Miranda went on then to observe that people are being taught that they don't know how to cook (as she nuked her prepackaged lunch). She pointed out that even the simplest dishes, such as baked chicken breast, come prepackaged and pre-prepared. Add to that the other ways technology has embedded expertise into our tools, e.g., spell checker, calculators, etc., and no wonder we view post-Apocalyptic scenarios with horror--we will be helpless. Maybe the zombies are just metaphors for our atrophied brains--that would account for their craving to eat brains.



All this on the same day I received my author's copy of Qualitative Research in Technical Communication, edited by James Conklin and George Hayhoe. At long last, the findings from my doctoral research got published as Chapter 14. In it my major professor, Tom Reeves, and I discuss the role of experts on usability teams. They can streamline the process and even improve the results, but at a cost to team learning. We rely on experts and take them at their word, sometimes deferring our own critical thinking and creativity.

As user assistance tries to take the role of expert (see my article on User Assistance in the Role of Domain Expert in UXmatters) how do we avoid contributing to post-Apocalyptic impotence (PAI--I just made that up)?

I think the answer is simple, expertise should be about transferring insight and not about dictating steps. It should enrich the question so the user can wrap the answer in his or her own context and data. That way the user is enabled and not just directed. See my column in UXmatters Making the Deal: Supporting the Demo with User Assistance for a practical example.

1 comment:

Lee said...
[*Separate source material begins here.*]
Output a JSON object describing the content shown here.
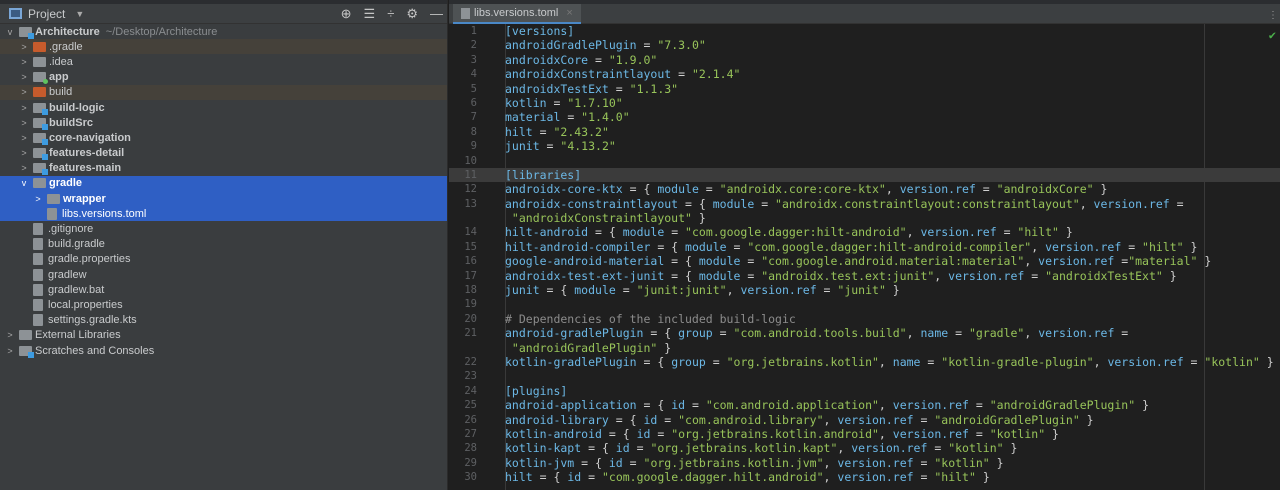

Your point in the last paragraph is right on the money. I realized this a few weeks ago when trying to follow a departmental process that one of my fellow writers had written. I got frustrated following detailed steps that didn't give me any kind of insight into what I was really trying to do. It made me reevaluate my own tasks to see if I was doing the same thing to my customers. Thanks for the article.